"America has seen plenty of cities rapidly grow and fade. From the boom towns of the Gold Rush to Detroit’s rise and fall alongside the country’s auto industry, the narrative is the same: People are drawn where they think they can make their fortune. When the money and jobs dry up, some stay out of attachment—they want to see their home rise again. And many have nowhere else to go. But on the large scale, populations move to wherever the next city of opportunity happens to be," writes Samantha Nelson.
The process of boom and bust has played out repeatedly in the "massively multiplayer online" game of World of Warcraft. Because of the game's now long history (first launched in 2004, the game has had a number of expansions and new cities added to its online universe), some of the cities created for the game have since been abandoned as the games many players have moved on to new locations to fill new needs and find new adventures.
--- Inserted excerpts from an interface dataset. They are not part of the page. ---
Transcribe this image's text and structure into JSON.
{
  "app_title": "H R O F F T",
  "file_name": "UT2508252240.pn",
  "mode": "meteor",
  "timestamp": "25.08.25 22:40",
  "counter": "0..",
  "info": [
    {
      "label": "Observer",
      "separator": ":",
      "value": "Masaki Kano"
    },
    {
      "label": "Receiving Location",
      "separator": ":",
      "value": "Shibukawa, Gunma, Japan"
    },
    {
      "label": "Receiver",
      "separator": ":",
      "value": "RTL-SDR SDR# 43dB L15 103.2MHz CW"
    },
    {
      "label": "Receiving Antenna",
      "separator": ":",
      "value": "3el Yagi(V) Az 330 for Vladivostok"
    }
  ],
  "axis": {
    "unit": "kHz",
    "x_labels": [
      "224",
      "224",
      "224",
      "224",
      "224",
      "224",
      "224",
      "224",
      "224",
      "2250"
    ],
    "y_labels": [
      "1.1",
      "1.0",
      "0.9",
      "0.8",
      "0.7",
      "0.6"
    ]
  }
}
Nelson, however, likes to visit she describes the experience of wondering the abandoned virtual places in the game as a parallel to experiences of feeling alone in a real city: "In WOW, the context is a quasi-urban one. Playing the game is like being in a city. The first people who moved to cities gave up the self-sufficiency of family farms for the advantages of an urban economy. Likewise, multiplayer games don’t expect you to do everything on your own. Players regularly call on each other for help with quests. They alert friends to the presence of rare monsters. They joke around in the chat. So when you’re alone in WOW, it feels like walking a city’s streets at night. It’s disorienting, isolating, and despite all logic, it can feel a bit unsafe. You’re truly on your own, with no one to give you backup if a fight turns sour."